Without a hill to charge, Obama can endure the frustration, update the country on the cleanup efforts, and grind it out. Or he can point to another hill and promise to take it. That's what a call for comprehensive energy legislation from the Oval Office would amount to. It would get his blood going, focus the nation on activity where the president can exercise actual leadership and perhaps even move toward the goal of energy independence, which both parties say they want.

On energy legislation, however, such a gambit is politically trickier than on health care, in part because there is very little time left in the legislative year. He has actually already made the call for bold energy legislation. Two weeks ago in Pittsburgh, he said he would find the votes to pass legislation that "put a price on carbon"—the aspect of reform that has become the key test of seriousness, because doing so would encourage market forces to reflect the true cost of carbon-dioxide emissions.
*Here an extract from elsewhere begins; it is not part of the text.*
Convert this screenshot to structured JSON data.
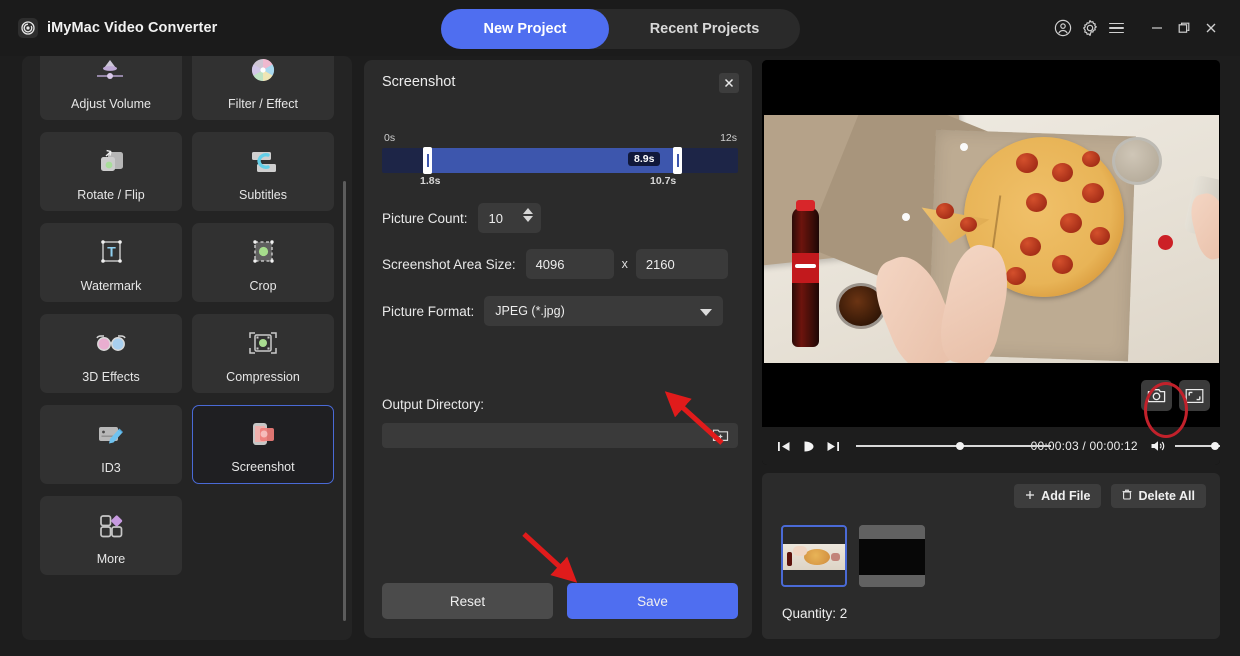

The president's call was not exactly greeted with the roar of the vuvuzela. Senate Majority Leader Harry Reid has told White House aides there are at least 11 Democrats who oppose the Kerry-Lieberman bill, the most comprehensive climate-change legislation in the Senate. (The House passed its own version last summer.) Recently, Obama's Democratic allies on the Hill have said there is only support for an "energy only" bill that does not include the controversial cap-and-trade mechanism that would put a price on carbon. "It must be nice not to have to count votes," said a top Democratic aide on the Hill on hearing Mike Allen's report in Politico  that the White House was thinking of a renewed push to support a robust bill.